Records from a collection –
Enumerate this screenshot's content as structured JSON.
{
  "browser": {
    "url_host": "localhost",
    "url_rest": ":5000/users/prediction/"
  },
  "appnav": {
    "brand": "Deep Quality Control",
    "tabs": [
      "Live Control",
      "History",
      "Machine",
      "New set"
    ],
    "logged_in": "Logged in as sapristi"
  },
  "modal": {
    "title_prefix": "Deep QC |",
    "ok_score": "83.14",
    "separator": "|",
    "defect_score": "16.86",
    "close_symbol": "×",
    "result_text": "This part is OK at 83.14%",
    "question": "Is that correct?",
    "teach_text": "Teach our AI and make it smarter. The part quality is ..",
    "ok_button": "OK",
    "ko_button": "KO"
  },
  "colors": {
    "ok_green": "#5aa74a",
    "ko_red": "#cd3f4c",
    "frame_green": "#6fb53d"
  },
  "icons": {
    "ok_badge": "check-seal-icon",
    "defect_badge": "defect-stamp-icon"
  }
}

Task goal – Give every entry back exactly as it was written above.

Exercise result –
Enumerate this screenshot's content as structured JSON.
{
  "browser": {
    "url_host": "localhost",
    "url_rest": ":5000/users/prediction/"
  },
  "appnav": {
    "brand": "Deep Quality Control",
    "tabs": [
      "Live Control",
      "History",
      "Machine",
      "New set"
    ],
    "logged_in": "Logged in as sapristi"
  },
  "modal": {
    "title_prefix": "Deep QC |",
    "ok_score": "83.14",
    "separator": "|",
    "defect_score": "16.86",
    "close_symbol": "×",
    "result_text": "This part is OK at 83.14%",
    "question": "Is that correct?",
    "teach_text": "Teach our AI and make it smarter. The part quality is ..",
    "ok_button": "OK",
    "ko_button": "KO"
  },
  "colors": {
    "ok_green": "#5aa74a",
    "ko_red": "#cd3f4c",
    "frame_green": "#6fb53d"
  },
  "icons": {
    "ok_badge": "check-seal-icon",
    "defect_badge": "defect-stamp-icon"
  }
}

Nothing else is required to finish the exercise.